(Data about app and page elements)
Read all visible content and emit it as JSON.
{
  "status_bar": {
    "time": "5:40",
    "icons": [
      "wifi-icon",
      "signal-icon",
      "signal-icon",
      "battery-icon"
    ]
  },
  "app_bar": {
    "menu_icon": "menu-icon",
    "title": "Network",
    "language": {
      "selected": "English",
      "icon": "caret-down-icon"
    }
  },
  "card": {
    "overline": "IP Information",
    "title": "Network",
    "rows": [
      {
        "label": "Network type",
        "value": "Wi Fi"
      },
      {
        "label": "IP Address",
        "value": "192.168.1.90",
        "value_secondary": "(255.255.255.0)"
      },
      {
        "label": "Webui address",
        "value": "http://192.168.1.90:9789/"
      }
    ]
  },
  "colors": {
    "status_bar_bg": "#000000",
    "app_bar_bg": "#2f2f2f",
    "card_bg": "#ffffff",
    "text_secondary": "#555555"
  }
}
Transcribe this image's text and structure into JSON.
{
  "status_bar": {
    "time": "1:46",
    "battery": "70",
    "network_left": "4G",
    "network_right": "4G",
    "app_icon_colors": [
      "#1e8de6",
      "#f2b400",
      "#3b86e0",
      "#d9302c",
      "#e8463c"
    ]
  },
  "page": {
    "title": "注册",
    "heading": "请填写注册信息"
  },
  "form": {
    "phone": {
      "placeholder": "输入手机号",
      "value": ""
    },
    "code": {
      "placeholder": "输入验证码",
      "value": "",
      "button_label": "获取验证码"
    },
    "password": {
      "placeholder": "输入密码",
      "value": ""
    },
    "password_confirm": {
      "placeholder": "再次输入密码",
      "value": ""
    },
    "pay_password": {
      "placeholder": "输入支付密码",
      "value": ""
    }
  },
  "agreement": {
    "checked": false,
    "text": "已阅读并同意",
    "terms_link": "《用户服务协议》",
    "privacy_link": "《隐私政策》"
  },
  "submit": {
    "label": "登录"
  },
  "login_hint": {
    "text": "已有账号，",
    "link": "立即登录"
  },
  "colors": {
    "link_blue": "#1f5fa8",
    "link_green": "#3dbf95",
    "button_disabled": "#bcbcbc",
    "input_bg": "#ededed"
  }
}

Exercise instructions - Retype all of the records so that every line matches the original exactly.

Answer space -
Read all visible content and emit it as JSON.
{
  "status_bar": {
    "time": "5:40",
    "icons": [
      "wifi-icon",
      "signal-icon",
      "signal-icon",
      "battery-icon"
    ]
  },
  "app_bar": {
    "menu_icon": "menu-icon",
    "title": "Network",
    "language": {
      "selected": "English",
      "icon": "caret-down-icon"
    }
  },
  "card": {
    "overline": "IP Information",
    "title": "Network",
    "rows": [
      {
        "label": "Network type",
        "value": "Wi Fi"
      },
      {
        "label": "IP Address",
        "value": "192.168.1.90",
        "value_secondary": "(255.255.255.0)"
      },
      {
        "label": "Webui address",
        "value": "http://192.168.1.90:9789/"
      }
    ]
  },
  "colors": {
    "status_bar_bg": "#000000",
    "app_bar_bg": "#2f2f2f",
    "card_bg": "#ffffff",
    "text_secondary": "#555555"
  }
}
Transcribe this image's text and structure into JSON.
{
  "status_bar": {
    "time": "1:46",
    "battery": "70",
    "network_left": "4G",
    "network_right": "4G",
    "app_icon_colors": [
      "#1e8de6",
      "#f2b400",
      "#3b86e0",
      "#d9302c",
      "#e8463c"
    ]
  },
  "page": {
    "title": "注册",
    "heading": "请填写注册信息"
  },
  "form": {
    "phone": {
      "placeholder": "输入手机号",
      "value": ""
    },
    "code": {
      "placeholder": "输入验证码",
      "value": "",
      "button_label": "获取验证码"
    },
    "password": {
      "placeholder": "输入密码",
      "value": ""
    },
    "password_confirm": {
      "placeholder": "再次输入密码",
      "value": ""
    },
    "pay_password": {
      "placeholder": "输入支付密码",
      "value": ""
    }
  },
  "agreement": {
    "checked": false,
    "text": "已阅读并同意",
    "terms_link": "《用户服务协议》",
    "privacy_link": "《隐私政策》"
  },
  "submit": {
    "label": "登录"
  },
  "login_hint": {
    "text": "已有账号，",
    "link": "立即登录"
  },
  "colors": {
    "link_blue": "#1f5fa8",
    "link_green": "#3dbf95",
    "button_disabled": "#bcbcbc",
    "input_bg": "#ededed"
  }
}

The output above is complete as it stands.